Records for this exercise: Begin
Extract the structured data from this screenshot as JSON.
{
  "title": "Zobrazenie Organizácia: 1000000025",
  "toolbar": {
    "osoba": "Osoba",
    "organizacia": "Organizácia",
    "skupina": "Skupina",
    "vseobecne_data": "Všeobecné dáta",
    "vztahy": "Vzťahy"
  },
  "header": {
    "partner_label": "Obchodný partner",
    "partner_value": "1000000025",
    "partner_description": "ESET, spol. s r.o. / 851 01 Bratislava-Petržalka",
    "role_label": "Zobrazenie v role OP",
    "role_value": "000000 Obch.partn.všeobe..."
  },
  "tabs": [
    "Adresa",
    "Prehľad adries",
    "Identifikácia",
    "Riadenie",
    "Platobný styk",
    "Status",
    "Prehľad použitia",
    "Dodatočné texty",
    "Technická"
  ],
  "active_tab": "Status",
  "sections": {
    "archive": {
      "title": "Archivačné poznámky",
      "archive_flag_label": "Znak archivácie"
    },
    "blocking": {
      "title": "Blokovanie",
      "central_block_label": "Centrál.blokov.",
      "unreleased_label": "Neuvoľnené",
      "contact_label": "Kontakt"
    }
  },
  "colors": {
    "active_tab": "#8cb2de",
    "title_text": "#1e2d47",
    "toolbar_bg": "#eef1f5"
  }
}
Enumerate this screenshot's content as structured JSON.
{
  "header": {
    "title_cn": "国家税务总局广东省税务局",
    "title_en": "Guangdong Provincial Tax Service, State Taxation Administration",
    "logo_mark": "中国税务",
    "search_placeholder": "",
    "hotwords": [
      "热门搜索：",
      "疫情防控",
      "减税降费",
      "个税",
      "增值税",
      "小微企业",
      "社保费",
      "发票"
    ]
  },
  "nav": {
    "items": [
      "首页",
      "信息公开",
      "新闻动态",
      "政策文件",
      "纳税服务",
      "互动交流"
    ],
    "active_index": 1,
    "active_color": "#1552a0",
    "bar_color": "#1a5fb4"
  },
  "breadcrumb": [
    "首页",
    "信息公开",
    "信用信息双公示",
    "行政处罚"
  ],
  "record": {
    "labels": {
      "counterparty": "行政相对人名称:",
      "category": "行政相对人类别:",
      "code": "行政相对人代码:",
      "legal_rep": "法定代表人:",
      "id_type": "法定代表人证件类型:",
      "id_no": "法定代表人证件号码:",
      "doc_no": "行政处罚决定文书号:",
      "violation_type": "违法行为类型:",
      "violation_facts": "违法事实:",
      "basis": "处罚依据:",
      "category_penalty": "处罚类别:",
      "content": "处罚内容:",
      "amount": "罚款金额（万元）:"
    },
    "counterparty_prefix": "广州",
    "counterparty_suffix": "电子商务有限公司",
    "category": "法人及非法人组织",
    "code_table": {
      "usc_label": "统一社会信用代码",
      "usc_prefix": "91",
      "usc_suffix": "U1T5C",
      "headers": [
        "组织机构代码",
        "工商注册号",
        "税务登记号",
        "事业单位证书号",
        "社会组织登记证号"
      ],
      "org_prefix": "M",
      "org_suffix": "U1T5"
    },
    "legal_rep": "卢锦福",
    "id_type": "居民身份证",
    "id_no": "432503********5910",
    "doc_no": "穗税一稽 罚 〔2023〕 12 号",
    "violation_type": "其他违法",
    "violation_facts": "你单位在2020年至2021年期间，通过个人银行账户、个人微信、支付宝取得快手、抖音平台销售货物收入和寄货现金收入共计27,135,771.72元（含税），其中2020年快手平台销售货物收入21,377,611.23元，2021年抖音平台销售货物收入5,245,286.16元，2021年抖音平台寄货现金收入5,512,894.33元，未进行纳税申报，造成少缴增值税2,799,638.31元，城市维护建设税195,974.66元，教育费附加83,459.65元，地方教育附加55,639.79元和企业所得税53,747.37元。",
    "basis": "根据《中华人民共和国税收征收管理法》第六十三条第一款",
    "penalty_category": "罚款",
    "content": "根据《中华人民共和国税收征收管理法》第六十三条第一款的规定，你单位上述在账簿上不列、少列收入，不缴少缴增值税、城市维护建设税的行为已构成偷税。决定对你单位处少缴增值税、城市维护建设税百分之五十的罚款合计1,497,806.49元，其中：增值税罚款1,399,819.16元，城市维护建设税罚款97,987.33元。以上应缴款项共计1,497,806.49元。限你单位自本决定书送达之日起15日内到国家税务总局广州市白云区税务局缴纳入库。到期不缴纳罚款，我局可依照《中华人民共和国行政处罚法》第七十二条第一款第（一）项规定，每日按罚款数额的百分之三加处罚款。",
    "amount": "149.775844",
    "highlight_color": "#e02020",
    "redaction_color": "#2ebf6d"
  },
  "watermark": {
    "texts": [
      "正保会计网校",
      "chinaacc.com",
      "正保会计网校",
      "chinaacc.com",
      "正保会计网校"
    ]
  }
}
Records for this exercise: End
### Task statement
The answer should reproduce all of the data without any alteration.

### Solution
Extract the structured data from this screenshot as JSON.
{
  "title": "Zobrazenie Organizácia: 1000000025",
  "toolbar": {
    "osoba": "Osoba",
    "organizacia": "Organizácia",
    "skupina": "Skupina",
    "vseobecne_data": "Všeobecné dáta",
    "vztahy": "Vzťahy"
  },
  "header": {
    "partner_label": "Obchodný partner",
    "partner_value": "1000000025",
    "partner_description": "ESET, spol. s r.o. / 851 01 Bratislava-Petržalka",
    "role_label": "Zobrazenie v role OP",
    "role_value": "000000 Obch.partn.všeobe..."
  },
  "tabs": [
    "Adresa",
    "Prehľad adries",
    "Identifikácia",
    "Riadenie",
    "Platobný styk",
    "Status",
    "Prehľad použitia",
    "Dodatočné texty",
    "Technická"
  ],
  "active_tab": "Status",
  "sections": {
    "archive": {
      "title": "Archivačné poznámky",
      "archive_flag_label": "Znak archivácie"
    },
    "blocking": {
      "title": "Blokovanie",
      "central_block_label": "Centrál.blokov.",
      "unreleased_label": "Neuvoľnené",
      "contact_label": "Kontakt"
    }
  },
  "colors": {
    "active_tab": "#8cb2de",
    "title_text": "#1e2d47",
    "toolbar_bg": "#eef1f5"
  }
}
Enumerate this screenshot's content as structured JSON.
{
  "header": {
    "title_cn": "国家税务总局广东省税务局",
    "title_en": "Guangdong Provincial Tax Service, State Taxation Administration",
    "logo_mark": "中国税务",
    "search_placeholder": "",
    "hotwords": [
      "热门搜索：",
      "疫情防控",
      "减税降费",
      "个税",
      "增值税",
      "小微企业",
      "社保费",
      "发票"
    ]
  },
  "nav": {
    "items": [
      "首页",
      "信息公开",
      "新闻动态",
      "政策文件",
      "纳税服务",
      "互动交流"
    ],
    "active_index": 1,
    "active_color": "#1552a0",
    "bar_color": "#1a5fb4"
  },
  "breadcrumb": [
    "首页",
    "信息公开",
    "信用信息双公示",
    "行政处罚"
  ],
  "record": {
    "labels": {
      "counterparty": "行政相对人名称:",
      "category": "行政相对人类别:",
      "code": "行政相对人代码:",
      "legal_rep": "法定代表人:",
      "id_type": "法定代表人证件类型:",
      "id_no": "法定代表人证件号码:",
      "doc_no": "行政处罚决定文书号:",
      "violation_type": "违法行为类型:",
      "violation_facts": "违法事实:",
      "basis": "处罚依据:",
      "category_penalty": "处罚类别:",
      "content": "处罚内容:",
      "amount": "罚款金额（万元）:"
    },
    "counterparty_prefix": "广州",
    "counterparty_suffix": "电子商务有限公司",
    "category": "法人及非法人组织",
    "code_table": {
      "usc_label": "统一社会信用代码",
      "usc_prefix": "91",
      "usc_suffix": "U1T5C",
      "headers": [
        "组织机构代码",
        "工商注册号",
        "税务登记号",
        "事业单位证书号",
        "社会组织登记证号"
      ],
      "org_prefix": "M",
      "org_suffix": "U1T5"
    },
    "legal_rep": "卢锦福",
    "id_type": "居民身份证",
    "id_no": "432503********5910",
    "doc_no": "穗税一稽 罚 〔2023〕 12 号",
    "violation_type": "其他违法",
    "violation_facts": "你单位在2020年至2021年期间，通过个人银行账户、个人微信、支付宝取得快手、抖音平台销售货物收入和寄货现金收入共计27,135,771.72元（含税），其中2020年快手平台销售货物收入21,377,611.23元，2021年抖音平台销售货物收入5,245,286.16元，2021年抖音平台寄货现金收入5,512,894.33元，未进行纳税申报，造成少缴增值税2,799,638.31元，城市维护建设税195,974.66元，教育费附加83,459.65元，地方教育附加55,639.79元和企业所得税53,747.37元。",
    "basis": "根据《中华人民共和国税收征收管理法》第六十三条第一款",
    "penalty_category": "罚款",
    "content": "根据《中华人民共和国税收征收管理法》第六十三条第一款的规定，你单位上述在账簿上不列、少列收入，不缴少缴增值税、城市维护建设税的行为已构成偷税。决定对你单位处少缴增值税、城市维护建设税百分之五十的罚款合计1,497,806.49元，其中：增值税罚款1,399,819.16元，城市维护建设税罚款97,987.33元。以上应缴款项共计1,497,806.49元。限你单位自本决定书送达之日起15日内到国家税务总局广州市白云区税务局缴纳入库。到期不缴纳罚款，我局可依照《中华人民共和国行政处罚法》第七十二条第一款第（一）项规定，每日按罚款数额的百分之三加处罚款。",
    "amount": "149.775844",
    "highlight_color": "#e02020",
    "redaction_color": "#2ebf6d"
  },
  "watermark": {
    "texts": [
      "正保会计网校",
      "chinaacc.com",
      "正保会计网校",
      "chinaacc.com",
      "正保会计网校"
    ]
  }
}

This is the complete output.